In sum, there is no alternative to DDT that poor countries can switch to without encountering significant new costs, costs that cannot be met out of their current health budgets. Switching to an alternative is difficult even for a fairly developed country such as South Africa, and it may verge on impossible for the poorer countries. In addition to the costs already discussed, any alternative will require further costs for training, technical advice, and so on.
Conclusion. DDT use must be allowed to continue until it becomes redundant through technological advances. Developed nations (and their aid agencies and environmental groups) pressuring countries to abandon DDT for public-health uses will kill thousands of people and cost millions of dollars. It’s a mistake that does not need to be made.
 Avertino Barreto, Deputy National Health Director, Head of the Department of Epidemiology and Endemics, Ministry of Health, Mozambique, personal communication, 24 May 2000; John Dyson, “DDT Should Not Be Banned,” Readers Digest (South Africa, December 2000).
 D.R. Roberts, S. Manguin, and J. Mouchet, “DDT house spraying and re-emerging malaria,” The Lancet, vol. 356, no. 9226, 22 July 2000, pp. 330-332.
 Jeffrey Sachs and John Gallup, The Economic Burden of Malaria (Harvard: Center for International Development at Harvard University, October 1998); available at http://www2.cid.harvard.edu/cidpapers/mal_wb.pdf.
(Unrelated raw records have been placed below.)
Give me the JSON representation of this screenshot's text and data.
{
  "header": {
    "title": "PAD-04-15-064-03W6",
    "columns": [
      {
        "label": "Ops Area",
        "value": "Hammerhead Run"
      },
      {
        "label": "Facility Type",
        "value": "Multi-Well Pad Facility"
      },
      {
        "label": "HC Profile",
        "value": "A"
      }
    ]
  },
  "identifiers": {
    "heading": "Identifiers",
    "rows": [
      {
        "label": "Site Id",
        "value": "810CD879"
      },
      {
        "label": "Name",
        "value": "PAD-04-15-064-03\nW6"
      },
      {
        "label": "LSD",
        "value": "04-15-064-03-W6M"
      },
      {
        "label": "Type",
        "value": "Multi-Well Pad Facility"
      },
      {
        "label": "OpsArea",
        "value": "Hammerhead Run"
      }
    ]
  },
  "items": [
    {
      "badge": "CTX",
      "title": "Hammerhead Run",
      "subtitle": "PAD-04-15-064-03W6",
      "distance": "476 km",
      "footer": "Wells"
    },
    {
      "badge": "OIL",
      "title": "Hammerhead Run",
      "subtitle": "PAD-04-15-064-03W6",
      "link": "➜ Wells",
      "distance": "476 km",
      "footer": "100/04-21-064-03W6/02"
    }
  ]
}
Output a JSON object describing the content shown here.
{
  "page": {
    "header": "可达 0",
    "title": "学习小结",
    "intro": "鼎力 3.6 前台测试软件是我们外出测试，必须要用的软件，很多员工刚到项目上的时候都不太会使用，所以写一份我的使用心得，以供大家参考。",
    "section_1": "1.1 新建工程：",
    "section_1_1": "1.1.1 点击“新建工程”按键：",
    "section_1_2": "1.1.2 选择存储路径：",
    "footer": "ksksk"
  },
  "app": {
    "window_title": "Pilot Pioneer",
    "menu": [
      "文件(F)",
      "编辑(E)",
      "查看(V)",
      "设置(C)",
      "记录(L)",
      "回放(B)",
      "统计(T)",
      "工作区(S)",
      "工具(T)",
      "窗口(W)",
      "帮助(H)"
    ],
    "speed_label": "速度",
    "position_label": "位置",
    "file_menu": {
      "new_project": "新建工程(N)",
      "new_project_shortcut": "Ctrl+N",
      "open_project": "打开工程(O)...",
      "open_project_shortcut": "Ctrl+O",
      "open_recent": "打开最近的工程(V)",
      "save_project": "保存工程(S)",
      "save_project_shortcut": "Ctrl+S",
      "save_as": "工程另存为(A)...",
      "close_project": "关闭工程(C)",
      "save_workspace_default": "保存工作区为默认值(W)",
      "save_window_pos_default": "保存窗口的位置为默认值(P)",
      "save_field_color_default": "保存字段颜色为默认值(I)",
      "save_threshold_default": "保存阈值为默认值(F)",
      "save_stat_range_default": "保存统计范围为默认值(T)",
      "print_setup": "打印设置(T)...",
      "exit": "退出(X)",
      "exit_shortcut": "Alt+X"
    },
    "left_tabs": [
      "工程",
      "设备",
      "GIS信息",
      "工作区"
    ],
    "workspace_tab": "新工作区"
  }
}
 Figure from A. Attaran, et al., “Balancing risks on the backs of the poor,” Nature Medicine 6 (2000), pp. 729-731. Cumulative malaria cases derived from Pan American Health Organization (PAHO) data for Brazil, Colombia, Peru, Ecuador, and Venezuela. Components of calculations were: number of slides examined annually = a; number of positive slides annually = b; annual proportion of positive slides = b/a = c; annual population for five countries = d; baseline ABER (annual blood examination rate) = e; standardized number of slides examined = f; and standardized number of malaria cases annually = g. Two time periods, of high (1965-79) and low (1980 on) house spraying were defined for comparison (the World Health Organization de-emphasized house spraying in 1979). The baseline ABER (or e) is the number of slides examined per 100 population (sampling effort). Using the average values of a and d over the high spray period, (a/d)100 yields an e value of 2.525, which was used to standardize f for each later year: f = 100ed. The value f was used to estimate g: g = fc. The graph presents the cumulative (running total) values of g for all years. House spray rates (HSRs) are houses sprayed per 1000 population, calculated from d and the number of houses sprayed annually in all five countries. PAHO stopped publishing HSRs after 1992, though DDT use since then has been minimal.
 World Health Report (Geneva: World Health Organization, 2000), Table 8. All data reported at the official exchange rate.
 Eight pills of Lariam sell for $37 at British Airways Clinic, February 8, 2001.
 J.A. Rosendaal, Vector control methods for use by individuals and communities (Geneva: World Health Organization, 1997).
 Data from National Anti-Malaria Programme, India, presented at World Health Organization Expert Consultation, Geneva, 16-18 June 1999. World Health Organization Document SDE/PHE/DP/04.